The applicant, an Afghan national, arrived in the State and was refused leave to land. When questioned, he said he had a forged Iranian passport for which he paid $11 000 and that his real ID was in Afghanistan. The Garda concluded that the applicant had made no reasonable efforts to produce identification and that he was in possession of forged identification. The applicant was detained under Section 9(8)(c) and (f) of the Refugee Act 1996, i.e. because he had “not made reasonable efforts to establish his or her identity” and because he “without reasonable cause has destroyed his or her identity or travel documents or is in possession of forged identity documents.” The applicant contended that “without reasonable cause” referred to both destruction of identity documents and to possession of forged identity documents. On the face of the detention order, the respondent had deleted that part of Section 9(8)(f) that stated “without reasonable cause has destroyed his or her identity or travel documents”. When brought before a District Judge, the District Judge stated that the applicant was a thief and a liar and the applicant was detained. The applicant had not, however, been shown the relevant information and reports.

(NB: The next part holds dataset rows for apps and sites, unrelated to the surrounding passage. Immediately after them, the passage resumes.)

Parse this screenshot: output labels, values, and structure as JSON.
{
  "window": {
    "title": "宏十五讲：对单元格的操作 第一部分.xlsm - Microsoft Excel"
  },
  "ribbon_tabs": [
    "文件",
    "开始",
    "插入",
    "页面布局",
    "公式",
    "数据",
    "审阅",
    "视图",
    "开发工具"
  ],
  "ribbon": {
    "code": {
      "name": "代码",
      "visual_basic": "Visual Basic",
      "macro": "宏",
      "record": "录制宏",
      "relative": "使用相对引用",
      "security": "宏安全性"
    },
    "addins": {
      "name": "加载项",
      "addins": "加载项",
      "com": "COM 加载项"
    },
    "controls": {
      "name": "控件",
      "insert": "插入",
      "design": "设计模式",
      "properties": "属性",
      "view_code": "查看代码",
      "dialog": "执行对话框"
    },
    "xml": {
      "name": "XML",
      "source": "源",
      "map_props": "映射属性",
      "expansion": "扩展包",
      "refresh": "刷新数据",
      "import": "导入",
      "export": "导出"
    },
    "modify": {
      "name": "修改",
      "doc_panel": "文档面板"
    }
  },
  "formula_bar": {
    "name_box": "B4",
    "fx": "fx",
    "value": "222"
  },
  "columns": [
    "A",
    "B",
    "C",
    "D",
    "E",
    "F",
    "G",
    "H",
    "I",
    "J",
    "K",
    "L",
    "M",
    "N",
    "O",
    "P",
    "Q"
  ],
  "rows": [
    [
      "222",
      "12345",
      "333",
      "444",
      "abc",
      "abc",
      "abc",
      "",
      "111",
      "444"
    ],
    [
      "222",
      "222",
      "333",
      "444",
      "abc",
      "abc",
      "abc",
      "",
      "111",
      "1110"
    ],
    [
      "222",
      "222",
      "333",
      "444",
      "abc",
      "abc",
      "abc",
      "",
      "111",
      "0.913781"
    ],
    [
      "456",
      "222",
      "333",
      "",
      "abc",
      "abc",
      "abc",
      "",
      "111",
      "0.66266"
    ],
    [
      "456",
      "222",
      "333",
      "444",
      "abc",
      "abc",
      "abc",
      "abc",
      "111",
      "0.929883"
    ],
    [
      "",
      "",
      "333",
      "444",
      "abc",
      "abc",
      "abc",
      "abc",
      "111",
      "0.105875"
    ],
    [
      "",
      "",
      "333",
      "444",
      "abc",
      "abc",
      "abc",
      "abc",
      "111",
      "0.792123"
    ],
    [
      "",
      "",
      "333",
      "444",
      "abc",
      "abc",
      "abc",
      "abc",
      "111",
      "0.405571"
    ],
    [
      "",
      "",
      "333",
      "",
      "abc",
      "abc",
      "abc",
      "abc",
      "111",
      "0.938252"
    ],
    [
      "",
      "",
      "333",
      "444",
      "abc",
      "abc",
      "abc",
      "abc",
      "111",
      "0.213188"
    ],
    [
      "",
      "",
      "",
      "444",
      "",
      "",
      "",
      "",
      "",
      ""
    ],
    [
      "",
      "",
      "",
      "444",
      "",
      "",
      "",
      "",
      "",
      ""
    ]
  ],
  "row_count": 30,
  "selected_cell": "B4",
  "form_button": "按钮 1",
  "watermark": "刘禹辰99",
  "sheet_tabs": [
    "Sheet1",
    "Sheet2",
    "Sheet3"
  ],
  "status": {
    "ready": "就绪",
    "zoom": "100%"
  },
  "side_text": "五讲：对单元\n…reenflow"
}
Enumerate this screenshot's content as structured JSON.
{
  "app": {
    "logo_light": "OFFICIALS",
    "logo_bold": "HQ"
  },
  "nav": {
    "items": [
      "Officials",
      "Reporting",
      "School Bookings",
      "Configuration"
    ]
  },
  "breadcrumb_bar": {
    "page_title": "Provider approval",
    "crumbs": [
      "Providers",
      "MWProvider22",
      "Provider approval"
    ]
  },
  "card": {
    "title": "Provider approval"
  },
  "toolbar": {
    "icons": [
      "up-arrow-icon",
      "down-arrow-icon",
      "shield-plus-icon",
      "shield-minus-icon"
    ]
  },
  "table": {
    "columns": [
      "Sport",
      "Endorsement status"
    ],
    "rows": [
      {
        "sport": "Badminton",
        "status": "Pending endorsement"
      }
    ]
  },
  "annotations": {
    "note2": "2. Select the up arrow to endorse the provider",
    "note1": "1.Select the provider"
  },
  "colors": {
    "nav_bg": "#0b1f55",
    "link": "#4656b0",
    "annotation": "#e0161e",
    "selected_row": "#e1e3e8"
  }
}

The application was construed by the Court as an investigation under Article 40 of the Constitution and the Court held that the applicant had not been placed on notice of the full case against him, that there was no evidential basis to warrant the comments made by the District Court Judge, that the want of fair procedures that occurred in the District Court was such as to render the proceedings unfair and that as the District Judge had failed to set out a clear evidential basis for detention pursuant to Section 9(8) of the Refugee Act 1996, the respondent had failed to establish that the Judge had acted within jurisdiction. The Court declined to make a finding regarding the interpretation of Section 9(8)(f) in light of the doctrine of judicial restraint.